The Association Committee of 1954 after their hardest day’s work for the year – the children’s Christmas party. Back row, left to right: S.G. Gorman (Chairman, Benevolent sub-Committee), G. Russell, L. Rash, P. Sing, A.E. Maguire, N. Walker. Front row: R. O’Sullivan (Vice-President), W.T. Innes (Hon.Sec.), H.E. Roberts (President), D. R. Wylie (Hon. Treas.), P.S. Curry (Chairman, Social Sub-committee). Inset: S. Hawkins.


PAST PRESIDENTS , 2/33rd Veterans 1945 – 2016
NX1138 H.E. “Black Bob” Roberts; NX55757 R.P. “Dinny” O’Sullivan; NX32658 P.S. “Phil” Curry; WX96 A.M. “Murray” Sweetapple; NX43720 R.C. “Ray” Gibson. PAST SECRETARIES , 2/33rd Veterans. 1945 –2014
NX34870 G.B. Connor; NX12294 C.N. Peach; NX11110 F.C. Lloyd; NX12473 W.T.Weale; NX87055 A.T. Brierley; NX28922 T.B.Twentyman; NX12360 W.T. Innes; NX34866 H.G. Dwyer; NX53243 A.W. Woolcott; NX43921 P.F. “Pat” Maloney; NX87908 G.C.Jones; NX153060 A.G. “Bert” Jourdain.

Two men who, along with many others, gave outstanding service to the association. Left: Life Member D.R. “Doug” Wylie, was treasurer for a remarkable 60 years. Right: H.E. “Black Bob” Roberts was the first president and with brief breaks in between served in that position from

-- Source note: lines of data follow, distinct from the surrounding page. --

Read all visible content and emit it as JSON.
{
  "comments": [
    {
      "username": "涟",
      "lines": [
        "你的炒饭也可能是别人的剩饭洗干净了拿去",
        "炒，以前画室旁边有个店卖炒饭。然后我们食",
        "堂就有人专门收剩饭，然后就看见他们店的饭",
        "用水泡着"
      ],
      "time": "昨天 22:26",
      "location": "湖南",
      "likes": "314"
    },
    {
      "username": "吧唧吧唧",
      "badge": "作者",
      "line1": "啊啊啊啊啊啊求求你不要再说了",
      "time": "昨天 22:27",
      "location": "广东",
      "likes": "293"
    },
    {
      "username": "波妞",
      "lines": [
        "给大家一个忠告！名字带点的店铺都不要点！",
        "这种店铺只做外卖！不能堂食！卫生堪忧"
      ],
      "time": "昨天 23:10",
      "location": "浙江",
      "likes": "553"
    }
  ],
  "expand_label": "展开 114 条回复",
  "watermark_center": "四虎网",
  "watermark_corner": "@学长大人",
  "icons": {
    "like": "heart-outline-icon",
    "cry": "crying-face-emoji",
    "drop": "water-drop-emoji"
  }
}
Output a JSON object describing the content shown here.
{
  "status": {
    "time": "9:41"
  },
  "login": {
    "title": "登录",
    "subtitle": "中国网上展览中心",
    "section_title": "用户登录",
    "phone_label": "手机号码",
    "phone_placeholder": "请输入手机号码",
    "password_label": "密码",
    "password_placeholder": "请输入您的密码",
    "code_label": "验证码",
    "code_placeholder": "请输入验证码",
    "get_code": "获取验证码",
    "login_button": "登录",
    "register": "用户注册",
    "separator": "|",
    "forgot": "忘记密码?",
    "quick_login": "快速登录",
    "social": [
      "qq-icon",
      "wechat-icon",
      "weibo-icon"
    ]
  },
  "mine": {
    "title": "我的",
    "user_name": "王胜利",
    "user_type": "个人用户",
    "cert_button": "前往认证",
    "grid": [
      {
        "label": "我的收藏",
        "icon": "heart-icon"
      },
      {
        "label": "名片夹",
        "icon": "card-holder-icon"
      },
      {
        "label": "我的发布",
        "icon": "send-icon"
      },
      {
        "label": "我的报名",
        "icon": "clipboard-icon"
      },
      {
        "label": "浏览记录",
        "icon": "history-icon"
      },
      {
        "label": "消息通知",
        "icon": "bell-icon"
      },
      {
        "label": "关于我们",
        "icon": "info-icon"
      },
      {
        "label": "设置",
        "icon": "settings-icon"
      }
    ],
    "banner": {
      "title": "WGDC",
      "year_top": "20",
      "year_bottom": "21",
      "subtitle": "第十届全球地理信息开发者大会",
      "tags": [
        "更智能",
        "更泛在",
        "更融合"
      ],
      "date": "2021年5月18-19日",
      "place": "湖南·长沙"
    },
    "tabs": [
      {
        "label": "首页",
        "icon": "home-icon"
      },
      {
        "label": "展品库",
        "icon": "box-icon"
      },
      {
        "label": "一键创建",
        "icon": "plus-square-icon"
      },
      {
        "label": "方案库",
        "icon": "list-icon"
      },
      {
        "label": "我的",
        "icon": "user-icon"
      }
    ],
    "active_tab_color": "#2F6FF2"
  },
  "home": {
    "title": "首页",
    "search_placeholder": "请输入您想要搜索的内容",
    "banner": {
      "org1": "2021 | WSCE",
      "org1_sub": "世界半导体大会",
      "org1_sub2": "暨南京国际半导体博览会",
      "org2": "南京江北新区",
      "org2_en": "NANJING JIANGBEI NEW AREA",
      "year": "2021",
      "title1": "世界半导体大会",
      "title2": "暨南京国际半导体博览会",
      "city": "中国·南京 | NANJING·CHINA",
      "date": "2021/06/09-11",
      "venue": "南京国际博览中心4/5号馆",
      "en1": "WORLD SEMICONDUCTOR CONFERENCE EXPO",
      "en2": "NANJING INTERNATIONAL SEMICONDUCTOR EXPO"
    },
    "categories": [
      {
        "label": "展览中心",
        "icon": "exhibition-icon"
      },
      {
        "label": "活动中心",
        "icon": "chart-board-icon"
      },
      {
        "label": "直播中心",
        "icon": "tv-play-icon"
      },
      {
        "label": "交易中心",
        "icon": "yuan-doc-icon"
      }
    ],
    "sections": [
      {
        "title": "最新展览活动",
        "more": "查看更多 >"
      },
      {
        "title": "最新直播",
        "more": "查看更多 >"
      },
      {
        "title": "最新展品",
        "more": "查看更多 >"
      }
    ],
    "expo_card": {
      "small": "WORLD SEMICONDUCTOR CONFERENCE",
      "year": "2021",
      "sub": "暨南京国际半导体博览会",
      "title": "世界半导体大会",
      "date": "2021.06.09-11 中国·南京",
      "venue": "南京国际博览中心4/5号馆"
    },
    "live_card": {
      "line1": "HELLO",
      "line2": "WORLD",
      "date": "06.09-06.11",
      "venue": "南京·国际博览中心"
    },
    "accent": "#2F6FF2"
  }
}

Another to give outstanding service was Captain P.S. “Phil” Curry, M.C.. He was N.S.W. Branch president of the association for a record term from 1964 to 2005. Throughout his long term as president he was suppored by his wife of 63 years, Joan who also served four years as Association Patron.

Pte Thomas William “Billy” Rutter.

Pte Charlie Mene.

In 1980 the association paid special tribute to Aboriginal soldiers who served with the battalion, in particular NX52597 Thomas William “Billy” Rutter who was born in Gulargambone, NSW. Rutter fought with distinction in Syria, in the Kokoda campaign and was mortally wounded during a Japanese mortar attack at Gona on November 27, 1942. The association presented the Gulargambone Historical Society with a copy of The Footsoldiers, inscribed in the front with a glowing tribute to Rutter by the association secretary, P. F. “Pat “ Maloney, also a former Gulargambone district resident. Proud Queenslander Charlie Mene was another indigenoius man who served the battalion with great distinction both during and after the war.